» **Exercise description**
Select every line below containing the word "offset".

Items from an interface collection:

- - - - -

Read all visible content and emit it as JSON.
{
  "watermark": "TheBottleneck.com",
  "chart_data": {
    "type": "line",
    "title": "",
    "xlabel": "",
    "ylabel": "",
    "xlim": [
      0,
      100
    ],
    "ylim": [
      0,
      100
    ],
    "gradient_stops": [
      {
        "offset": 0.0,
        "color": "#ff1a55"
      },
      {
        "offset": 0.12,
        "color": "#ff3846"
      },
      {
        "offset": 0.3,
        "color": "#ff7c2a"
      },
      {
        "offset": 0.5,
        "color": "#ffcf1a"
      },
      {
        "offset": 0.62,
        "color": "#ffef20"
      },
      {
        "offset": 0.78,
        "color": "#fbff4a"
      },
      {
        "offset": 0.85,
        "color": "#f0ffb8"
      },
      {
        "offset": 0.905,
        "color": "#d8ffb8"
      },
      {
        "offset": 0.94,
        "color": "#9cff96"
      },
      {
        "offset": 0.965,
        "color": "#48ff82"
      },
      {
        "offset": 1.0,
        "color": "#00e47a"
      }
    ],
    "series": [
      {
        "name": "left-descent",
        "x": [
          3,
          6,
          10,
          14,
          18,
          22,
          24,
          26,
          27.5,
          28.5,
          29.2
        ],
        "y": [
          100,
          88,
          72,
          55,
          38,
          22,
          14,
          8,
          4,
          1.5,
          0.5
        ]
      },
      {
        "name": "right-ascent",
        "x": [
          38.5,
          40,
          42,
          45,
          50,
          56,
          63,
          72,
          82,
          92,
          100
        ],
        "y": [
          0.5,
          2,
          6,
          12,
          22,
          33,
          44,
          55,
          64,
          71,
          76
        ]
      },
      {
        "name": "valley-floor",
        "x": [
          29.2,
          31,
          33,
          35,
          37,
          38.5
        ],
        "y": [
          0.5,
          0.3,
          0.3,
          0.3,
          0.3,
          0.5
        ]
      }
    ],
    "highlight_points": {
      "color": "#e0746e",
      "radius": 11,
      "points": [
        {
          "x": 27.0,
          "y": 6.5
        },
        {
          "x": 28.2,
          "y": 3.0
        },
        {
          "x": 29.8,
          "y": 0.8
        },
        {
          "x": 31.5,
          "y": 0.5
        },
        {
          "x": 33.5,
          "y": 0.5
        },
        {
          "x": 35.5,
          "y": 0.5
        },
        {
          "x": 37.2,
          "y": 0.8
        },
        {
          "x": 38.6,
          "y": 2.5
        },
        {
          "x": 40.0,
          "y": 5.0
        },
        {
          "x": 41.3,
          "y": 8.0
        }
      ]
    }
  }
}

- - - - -

» **Written response**
        "offset": 0.0,
        "offset": 0.12,
        "offset": 0.3,
        "offset": 0.5,
        "offset": 0.62,
        "offset": 0.78,
        "offset": 0.85,
        "offset": 0.905,
        "offset": 0.94,
        "offset": 0.965,
        "offset": 1.0,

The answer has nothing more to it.